Sometime in mid-eighties Doordarshan used to telecast an intriguing detective series called Satyajit Ray Presents, though I myself could watch them only during later part of that decade when they were repeated. It had a haunting title music with the sound of a ticking clock making its main theme well followed-up by equally ominous background score.
I don't have much memory of the most of the episodes, but I do remember a longish story which was shown over many episodes called Kissa Kathmandu Ka. It featured Shashi Kapoor, Utpal Dutt, Mohan Agashe and Alankar Joshi (Pallavi Joshi's brother and previously known as Master Alankar) as the main leads and the adventure, as the name suggests was set in picturesque Kathmandu with a climax around the famous Pashupati Nath temple.
I quite liked the series - not just for the story and but also thrill element it brought due to its settings. They reminded me of the taut settings of Vijay Anand movies. At that time, I just assumed that they must have been episodes directed by great Satyajit Ray and that was that.
It was much later that I came to know that they were based on a famous character (and detective series) created by Satyajit Ray himself called Feluda aka Prodosh Chandra Mitra aka Pradosh C. Mitter. By Ray's own admission, the series was inspired by Sherlock Holmes of which Ray was a huge fan himself.This series' Watson and Feluda's trusted lieutenant is his intelligent teenaged cousin Tapesh Ranjan Mitra aka Topshe. He is also the delightful voice of narrative which brings the child back out of you while reading.

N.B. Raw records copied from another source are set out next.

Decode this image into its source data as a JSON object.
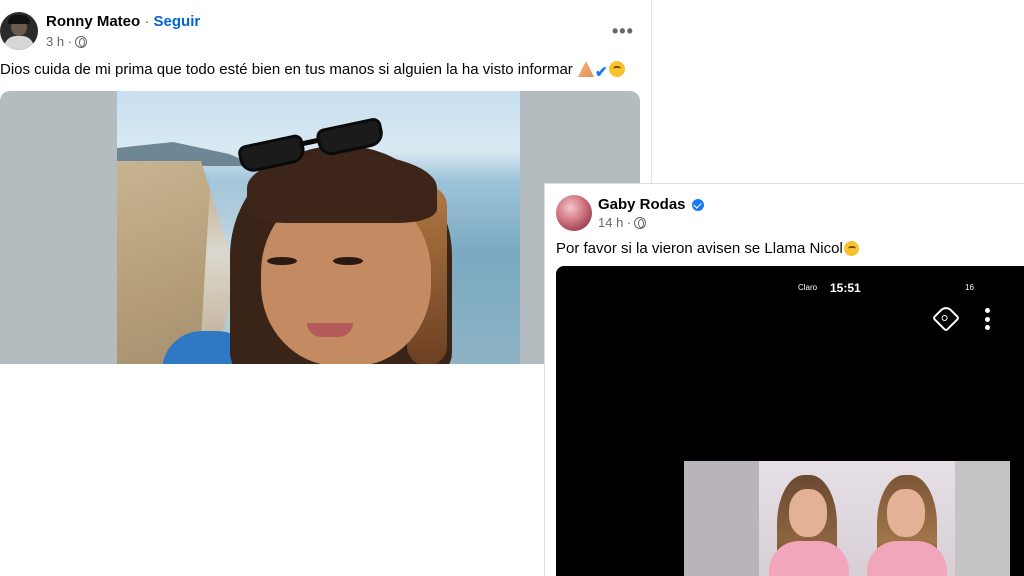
{
  "post1": {
    "author": "Ronny Mateo",
    "separator": " · ",
    "follow_label": "Seguir",
    "timestamp": "3 h ·",
    "more_label": "•••",
    "text": "Dios cuida de mi prima que todo esté bien en tus manos si alguien la ha visto informar",
    "emoji_icons": [
      "pray-icon",
      "check-icon",
      "sad-face-icon"
    ],
    "check_glyph": "✔"
  },
  "post2": {
    "author": "Gaby Rodas",
    "timestamp": "14 h ·",
    "text": "Por favor si la vieron avisen se Llama Nicol",
    "phone_status": {
      "carrier": "Claro",
      "time": "15:51",
      "battery": "16"
    },
    "icons": [
      "tag-icon",
      "more-vertical-icon"
    ]
  },
  "colors": {
    "link_blue": "#0064d1",
    "verified_blue": "#1877f2",
    "secondary_text": "#65676b"
  }
}
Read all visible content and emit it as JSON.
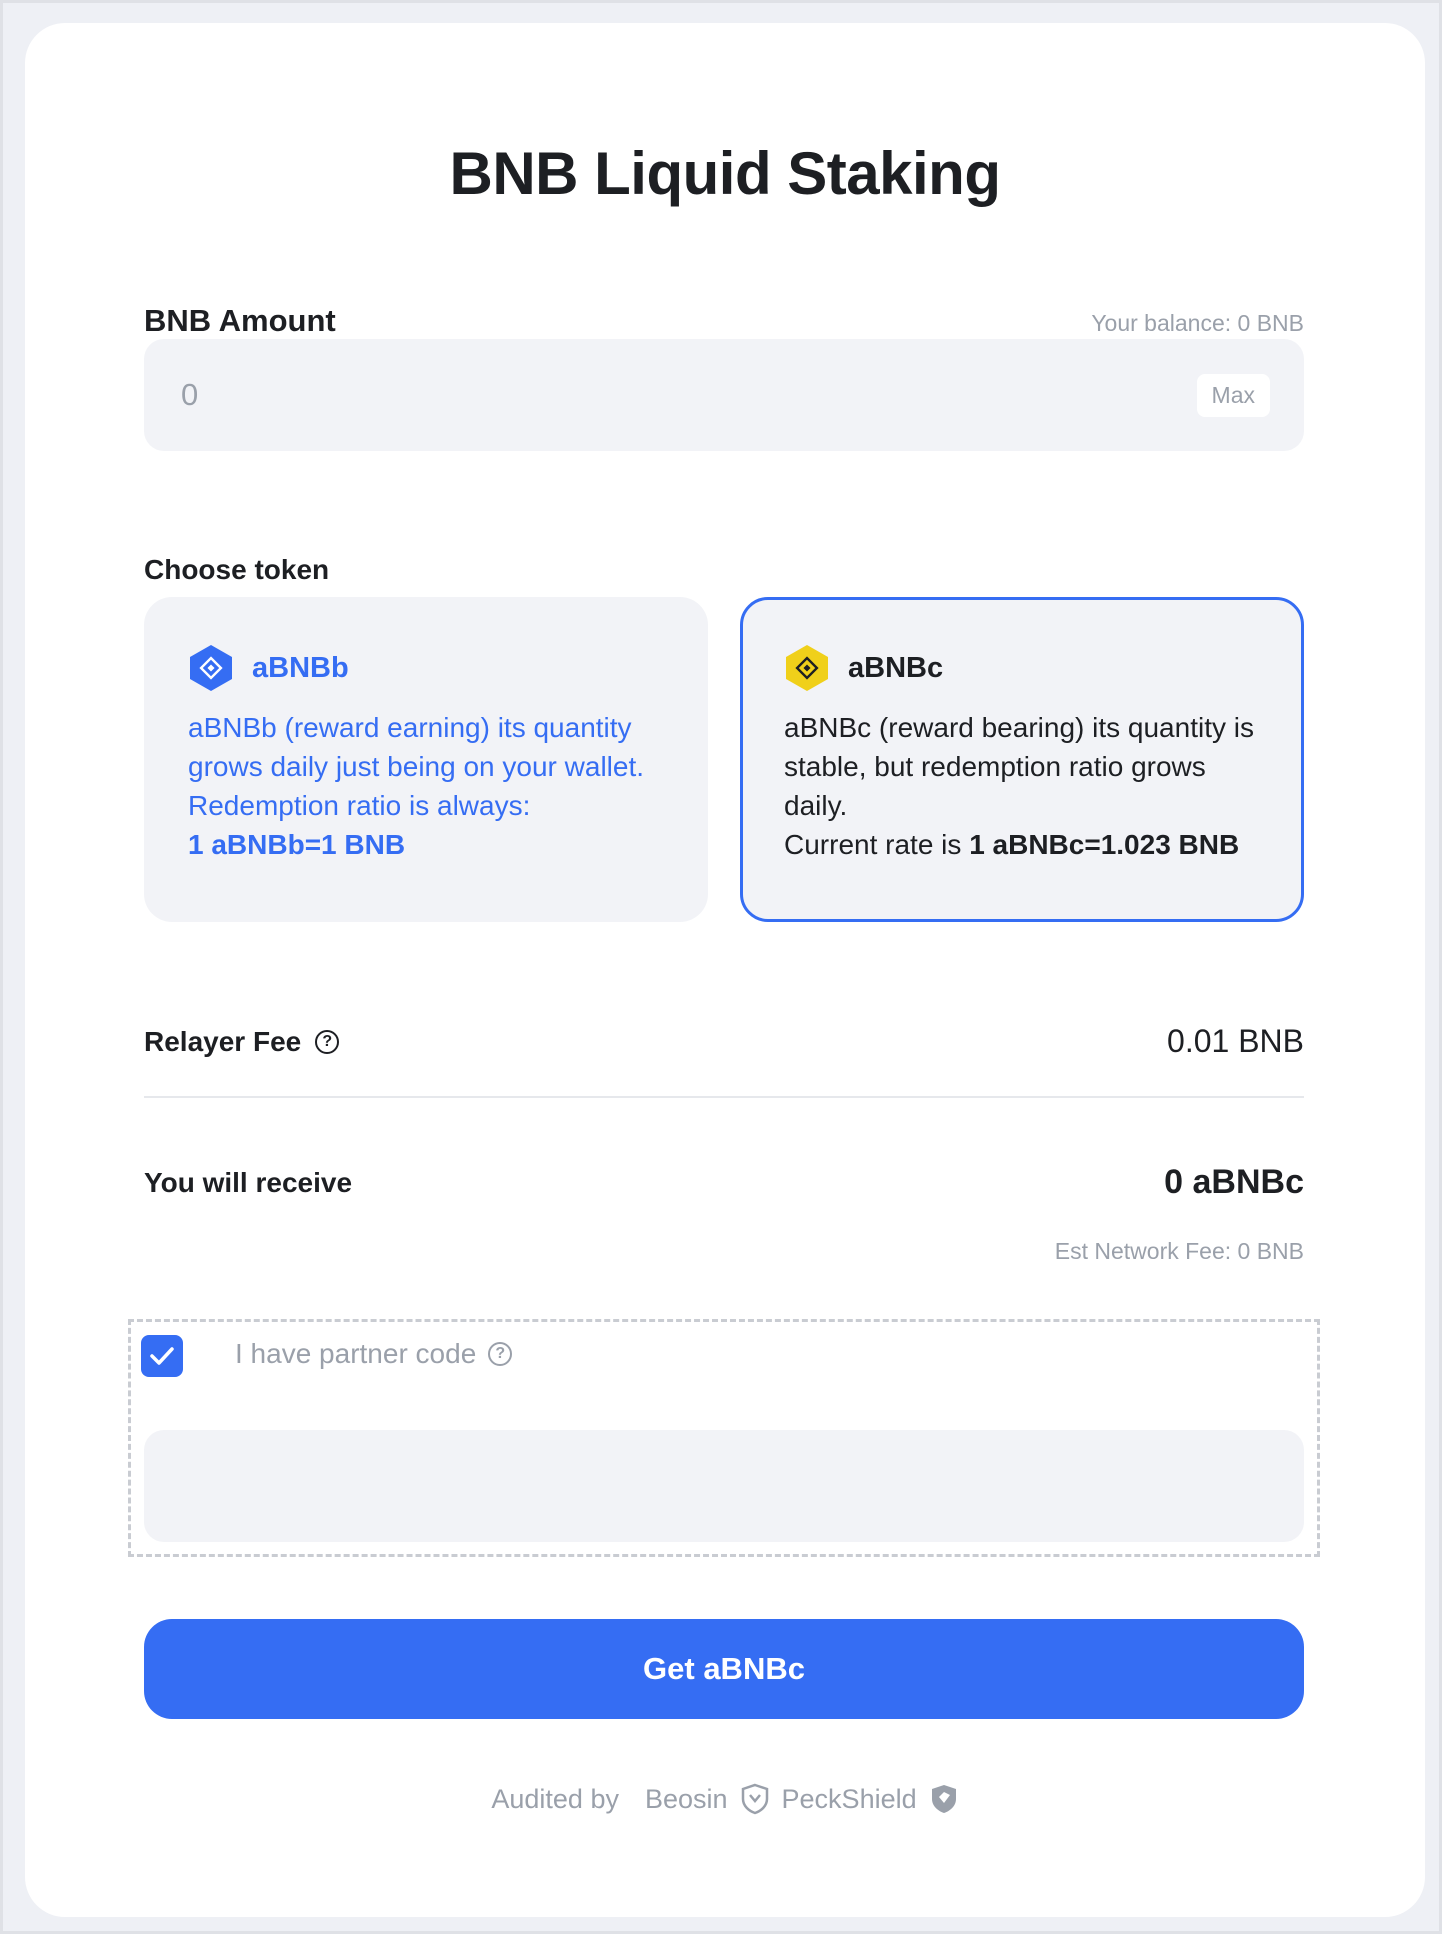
{
  "title": "BNB Liquid Staking",
  "amount": {
    "label": "BNB Amount",
    "balance": "Your balance: 0 BNB",
    "value": "0",
    "max_label": "Max"
  },
  "choose_token": {
    "label": "Choose token",
    "options": [
      {
        "name": "aBNBb",
        "desc": "aBNBb (reward earning) its quantity grows daily just being on your wallet. Redemption ratio is always:",
        "rate": "1 aBNBb=1 BNB",
        "icon": "abnbb-hex-icon",
        "color": "#356df3",
        "selected": false
      },
      {
        "name": "aBNBc",
        "desc": "aBNBc (reward bearing) its quantity is stable, but redemption ratio grows daily.",
        "rate_prefix": "Current rate is",
        "rate": "1 aBNBc=1.023 BNB",
        "icon": "abnbc-hex-icon",
        "color": "#f0d01a",
        "selected": true
      }
    ]
  },
  "relayer_fee": {
    "label": "Relayer Fee",
    "value": "0.01 BNB"
  },
  "receive": {
    "label": "You will receive",
    "value": "0 aBNBc"
  },
  "network_fee": "Est Network Fee: 0 BNB",
  "partner": {
    "checked": true,
    "label": "I have partner code",
    "value": ""
  },
  "cta_label": "Get aBNBc",
  "footer": {
    "audited_by": "Audited by",
    "auditors": [
      "Beosin",
      "PeckShield"
    ]
  },
  "colors": {
    "accent": "#356df3",
    "muted": "#9aa0aa",
    "field": "#f2f3f7"
  }
}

The story would get published every year in one of these magazine edited by Ray - Sandesh, Sharadiya Sandesh, or Sharadiya Desh from 1965 to 1995. The intended target audience was supposed to be children but its popularity swept across the generations and was eagerly awaited by people from all ages. But since they were written in Bangla, rest of India missed out the treat. Even the movies based on these stories, directed by Satyajit Ray and his son Sandip Ray, were in Bengali. The only non-Bangla movie based on Feluda was Kissa Kathmandu Ka (based on Joto Kando Kathmandutey and directed by Sandip Ray).
However, as they say - all days never remain same, the lady luck has smiled on non-bengali fans of detective fiction. Penguin India has started publishing the English translations of these books. They come in two volumes : The Complete Adventures of Feluda Vol. 1 & Vol.2 . What more, there are comic series as well under the collection Feluda Mysteries. Likewise there are Marathi translations as well.
While I was already a fan of Ray through his only Hindi movie Shataranj Ke Khiladi, but after going through these Feluda mysteries, I have become even greater fan of this genius personality. Not only these books are first rate adventure books, these also show us the knowledge in general this writer possessed. Almost each of his stories are based in a different city yet he captures the ethos, essence of each of them beautifully in the story. In fact, the place itself becomes an important character in itself - where its locations play valuable role as the story progresses. Reader is literally transformed to these places through his description and imagery.
One thing where I could relate with him was his love for trivia. Some interesting information would be thrown at the curious reader somewhere in the beginning of the story to chew upon and later it would play an important part in solving the mystery.
However, for a series to be successful, more than plots, it is the characters who should appeal more to the readers. The most endearing feature of this series is the delightful bond of love and respect which the two cousins possess making them appear friendly real life folks. This ensured a cult following. This is the reason these books are liked by all class and age of people.